So Dave and I were enjoying our stay at Matlock Bath. We had walked into Matlock for a meal and were in Matlock Bath walking back to our B&B when we saw a Border Collie running backwards and forwards across the main road running alongside the river. Fearing an accident we managed to catch the dog but there was no disc with name and contact details. Being not far from our lodging we managed to get the dog there and Dave ~ always prepared for anything and everything ~ found a length of rope in the car which made a makeshift lead. The dog obediently came to the telephone box with us while we rang the police.
Could we please take the dog to the Police Station? We couldn't take him in the car because Dave had had a pint or two so we had to walk back to Matlock. One of the policemen thought he knew who the dog belonged to but had to put him in the kennel in the meantime. The dog had for some reason taken a liking to me and was reluctant to go. Not long after the policeman and dog had disappeared, the policeman came back: "Excuse me, madam. Would you mind coming with me. We can't get the dog in the kennel." 'Madam' went and the dog did as requested. We received an apology for the dog not being collected but there were not any police cars equipped to carry dogs available. But we did get a lift back to our B&B in a police car. We just hoped that nobody was looking out of the window.
Then there was the time we went on a drive to Derbyshire. It was one of Dave's rest days and the car had been fixed at the garage a few days previously so we decided to take Billy, our Border Collie, for a run around Black Rock. We travelled without incident on the motorway and pulled off onto the exit slip road. As we did the car ground to a halt. I had just enough time to take my mobile phone from my bag and to start dialling the breakdown company when a police car screeched (or so it seemed) to a halt and two burly fellows got out to admonish us for stopping on the slip road. When they saw our poor engine and realised that we couldn't move another inch even if we tried, they were extremely helpful. Eventually the breakdown lorry arrived, one that would accept a dog as a passenger, and had to take us back all the way to Cambridgeshire. Just as well Billy liked being driven around. It's just a shame that he missed his walk. But we consider ourselves lucky because if the car had stopped working on the motorway ...
We were going to Elena's wedding in Margate. We had accommodation booked for the night of the wedding but not for the night before. We had accepted a lift on the Friday and thought that we could find a room when we got there. The hotel where we were to stay on Saturday was fully booked so we started to look at B&Bs for vacancies. We found one not far from the hotel. When freshening up we could not help but notice that there was only a small hand towel between us. We asked the proprietor about towels to be told: "You've got one." This set the tone of the accommodation. It was only mid-afternoon so we were able to go shopping and buy some decent towels. It didn't make much change to the facilities in the room because the used water in the sink didn't drain away. Our complaint didn't make any difference.

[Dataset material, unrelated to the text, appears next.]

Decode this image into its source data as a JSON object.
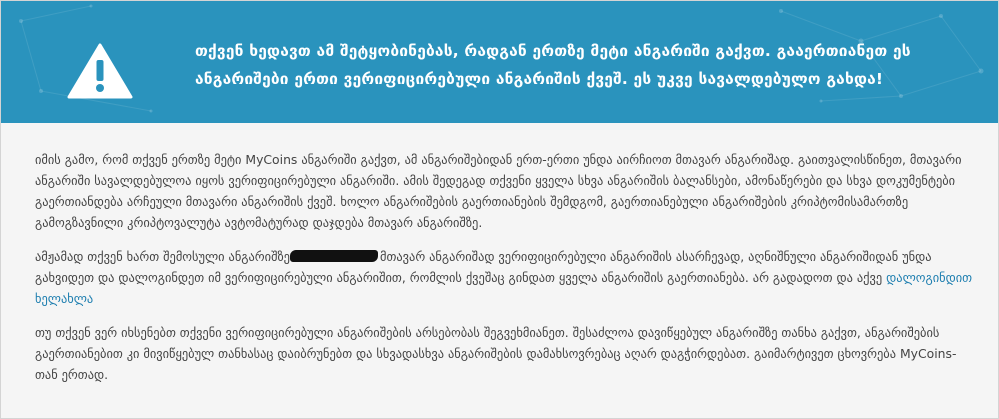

We enjoyed our evening with family in their hotel and we managed a decent sleep in our room. The following morning using the sink still wasn't an option but there was nobody using the bathroom so we were each able to make full use of it. Breakfast was uneventful until we heard more voices and the dining room filled with bodies. It was a police raid. Thankfully it didn't affect us.
We found refuge with family in their hotel until our room was ready. The wedding was a wonderful occasion which went, as far as were concerned, without a hitch.